— What you should do —
All of the data should be restated exactly as it stands.

— Input —
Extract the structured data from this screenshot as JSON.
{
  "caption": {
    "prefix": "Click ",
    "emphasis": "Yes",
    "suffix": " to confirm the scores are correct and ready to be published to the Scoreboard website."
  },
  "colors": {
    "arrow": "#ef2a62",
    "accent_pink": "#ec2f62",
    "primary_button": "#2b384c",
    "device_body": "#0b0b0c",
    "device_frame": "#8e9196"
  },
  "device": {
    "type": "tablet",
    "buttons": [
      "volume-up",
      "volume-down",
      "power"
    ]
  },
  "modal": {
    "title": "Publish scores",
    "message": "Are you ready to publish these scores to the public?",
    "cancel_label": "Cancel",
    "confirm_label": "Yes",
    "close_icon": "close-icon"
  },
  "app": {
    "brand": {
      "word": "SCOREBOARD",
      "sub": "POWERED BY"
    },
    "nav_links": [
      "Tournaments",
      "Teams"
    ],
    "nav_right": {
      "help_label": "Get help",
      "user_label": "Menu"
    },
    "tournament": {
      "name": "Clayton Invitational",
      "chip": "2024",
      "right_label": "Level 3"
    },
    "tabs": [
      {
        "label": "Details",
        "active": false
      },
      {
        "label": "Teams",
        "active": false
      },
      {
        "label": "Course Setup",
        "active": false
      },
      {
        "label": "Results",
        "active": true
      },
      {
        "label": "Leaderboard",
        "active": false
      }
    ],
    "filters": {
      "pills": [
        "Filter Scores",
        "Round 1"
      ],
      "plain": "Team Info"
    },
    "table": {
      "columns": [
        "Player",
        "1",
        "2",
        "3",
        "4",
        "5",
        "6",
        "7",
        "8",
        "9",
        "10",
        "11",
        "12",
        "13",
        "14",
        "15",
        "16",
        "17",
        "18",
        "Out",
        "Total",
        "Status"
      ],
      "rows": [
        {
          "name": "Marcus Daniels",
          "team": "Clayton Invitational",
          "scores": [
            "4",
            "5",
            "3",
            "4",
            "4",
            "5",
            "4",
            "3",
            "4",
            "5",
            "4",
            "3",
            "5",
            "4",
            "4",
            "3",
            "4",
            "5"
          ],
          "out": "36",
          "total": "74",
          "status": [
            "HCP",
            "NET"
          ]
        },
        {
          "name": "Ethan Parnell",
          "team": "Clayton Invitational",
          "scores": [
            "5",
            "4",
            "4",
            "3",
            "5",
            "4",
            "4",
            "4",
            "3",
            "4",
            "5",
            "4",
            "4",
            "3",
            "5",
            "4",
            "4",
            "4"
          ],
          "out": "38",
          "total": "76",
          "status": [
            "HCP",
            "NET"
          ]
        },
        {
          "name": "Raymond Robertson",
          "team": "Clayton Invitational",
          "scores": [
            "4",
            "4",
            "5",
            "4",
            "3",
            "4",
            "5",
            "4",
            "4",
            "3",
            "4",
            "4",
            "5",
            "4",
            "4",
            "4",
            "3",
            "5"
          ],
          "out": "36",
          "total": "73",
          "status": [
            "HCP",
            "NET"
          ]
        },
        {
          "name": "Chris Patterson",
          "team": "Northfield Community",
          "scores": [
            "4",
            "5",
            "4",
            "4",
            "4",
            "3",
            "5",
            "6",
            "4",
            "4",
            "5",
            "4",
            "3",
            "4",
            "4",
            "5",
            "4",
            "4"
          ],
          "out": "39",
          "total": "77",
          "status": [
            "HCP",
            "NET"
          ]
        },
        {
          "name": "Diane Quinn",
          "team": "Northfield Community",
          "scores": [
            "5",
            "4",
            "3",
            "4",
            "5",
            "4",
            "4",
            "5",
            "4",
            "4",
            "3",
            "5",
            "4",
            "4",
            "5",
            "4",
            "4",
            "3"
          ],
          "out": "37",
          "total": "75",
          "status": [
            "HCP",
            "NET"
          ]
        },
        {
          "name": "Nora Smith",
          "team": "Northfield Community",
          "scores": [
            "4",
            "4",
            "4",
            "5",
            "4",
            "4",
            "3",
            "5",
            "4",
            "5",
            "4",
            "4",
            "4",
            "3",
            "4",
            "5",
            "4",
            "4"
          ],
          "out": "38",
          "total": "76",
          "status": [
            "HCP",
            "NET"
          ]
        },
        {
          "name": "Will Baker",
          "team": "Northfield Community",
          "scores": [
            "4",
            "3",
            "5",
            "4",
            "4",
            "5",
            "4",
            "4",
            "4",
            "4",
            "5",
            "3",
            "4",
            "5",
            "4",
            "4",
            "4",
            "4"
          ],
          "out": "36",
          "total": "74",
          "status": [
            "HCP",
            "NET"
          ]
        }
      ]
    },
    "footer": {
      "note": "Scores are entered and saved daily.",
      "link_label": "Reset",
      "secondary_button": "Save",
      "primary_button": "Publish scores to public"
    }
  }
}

— Answer section —
Extract the structured data from this screenshot as JSON.
{
  "caption": {
    "prefix": "Click ",
    "emphasis": "Yes",
    "suffix": " to confirm the scores are correct and ready to be published to the Scoreboard website."
  },
  "colors": {
    "arrow": "#ef2a62",
    "accent_pink": "#ec2f62",
    "primary_button": "#2b384c",
    "device_body": "#0b0b0c",
    "device_frame": "#8e9196"
  },
  "device": {
    "type": "tablet",
    "buttons": [
      "volume-up",
      "volume-down",
      "power"
    ]
  },
  "modal": {
    "title": "Publish scores",
    "message": "Are you ready to publish these scores to the public?",
    "cancel_label": "Cancel",
    "confirm_label": "Yes",
    "close_icon": "close-icon"
  },
  "app": {
    "brand": {
      "word": "SCOREBOARD",
      "sub": "POWERED BY"
    },
    "nav_links": [
      "Tournaments",
      "Teams"
    ],
    "nav_right": {
      "help_label": "Get help",
      "user_label": "Menu"
    },
    "tournament": {
      "name": "Clayton Invitational",
      "chip": "2024",
      "right_label": "Level 3"
    },
    "tabs": [
      {
        "label": "Details",
        "active": false
      },
      {
        "label": "Teams",
        "active": false
      },
      {
        "label": "Course Setup",
        "active": false
      },
      {
        "label": "Results",
        "active": true
      },
      {
        "label": "Leaderboard",
        "active": false
      }
    ],
    "filters": {
      "pills": [
        "Filter Scores",
        "Round 1"
      ],
      "plain": "Team Info"
    },
    "table": {
      "columns": [
        "Player",
        "1",
        "2",
        "3",
        "4",
        "5",
        "6",
        "7",
        "8",
        "9",
        "10",
        "11",
        "12",
        "13",
        "14",
        "15",
        "16",
        "17",
        "18",
        "Out",
        "Total",
        "Status"
      ],
      "rows": [
        {
          "name": "Marcus Daniels",
          "team": "Clayton Invitational",
          "scores": [
            "4",
            "5",
            "3",
            "4",
            "4",
            "5",
            "4",
            "3",
            "4",
            "5",
            "4",
            "3",
            "5",
            "4",
            "4",
            "3",
            "4",
            "5"
          ],
          "out": "36",
          "total": "74",
          "status": [
            "HCP",
            "NET"
          ]
        },
        {
          "name": "Ethan Parnell",
          "team": "Clayton Invitational",
          "scores": [
            "5",
            "4",
            "4",
            "3",
            "5",
            "4",
            "4",
            "4",
            "3",
            "4",
            "5",
            "4",
            "4",
            "3",
            "5",
            "4",
            "4",
            "4"
          ],
          "out": "38",
          "total": "76",
          "status": [
            "HCP",
            "NET"
          ]
        },
        {
          "name": "Raymond Robertson",
          "team": "Clayton Invitational",
          "scores": [
            "4",
            "4",
            "5",
            "4",
            "3",
            "4",
            "5",
            "4",
            "4",
            "3",
            "4",
            "4",
            "5",
            "4",
            "4",
            "4",
            "3",
            "5"
          ],
          "out": "36",
          "total": "73",
          "status": [
            "HCP",
            "NET"
          ]
        },
        {
          "name": "Chris Patterson",
          "team": "Northfield Community",
          "scores": [
            "4",
            "5",
            "4",
            "4",
            "4",
            "3",
            "5",
            "6",
            "4",
            "4",
            "5",
            "4",
            "3",
            "4",
            "4",
            "5",
            "4",
            "4"
          ],
          "out": "39",
          "total": "77",
          "status": [
            "HCP",
            "NET"
          ]
        },
        {
          "name": "Diane Quinn",
          "team": "Northfield Community",
          "scores": [
            "5",
            "4",
            "3",
            "4",
            "5",
            "4",
            "4",
            "5",
            "4",
            "4",
            "3",
            "5",
            "4",
            "4",
            "5",
            "4",
            "4",
            "3"
          ],
          "out": "37",
          "total": "75",
          "status": [
            "HCP",
            "NET"
          ]
        },
        {
          "name": "Nora Smith",
          "team": "Northfield Community",
          "scores": [
            "4",
            "4",
            "4",
            "5",
            "4",
            "4",
            "3",
            "5",
            "4",
            "5",
            "4",
            "4",
            "4",
            "3",
            "4",
            "5",
            "4",
            "4"
          ],
          "out": "38",
          "total": "76",
          "status": [
            "HCP",
            "NET"
          ]
        },
        {
          "name": "Will Baker",
          "team": "Northfield Community",
          "scores": [
            "4",
            "3",
            "5",
            "4",
            "4",
            "5",
            "4",
            "4",
            "4",
            "4",
            "5",
            "3",
            "4",
            "5",
            "4",
            "4",
            "4",
            "4"
          ],
          "out": "36",
          "total": "74",
          "status": [
            "HCP",
            "NET"
          ]
        }
      ]
    },
    "footer": {
      "note": "Scores are entered and saved daily.",
      "link_label": "Reset",
      "secondary_button": "Save",
      "primary_button": "Publish scores to public"
    }
  }
}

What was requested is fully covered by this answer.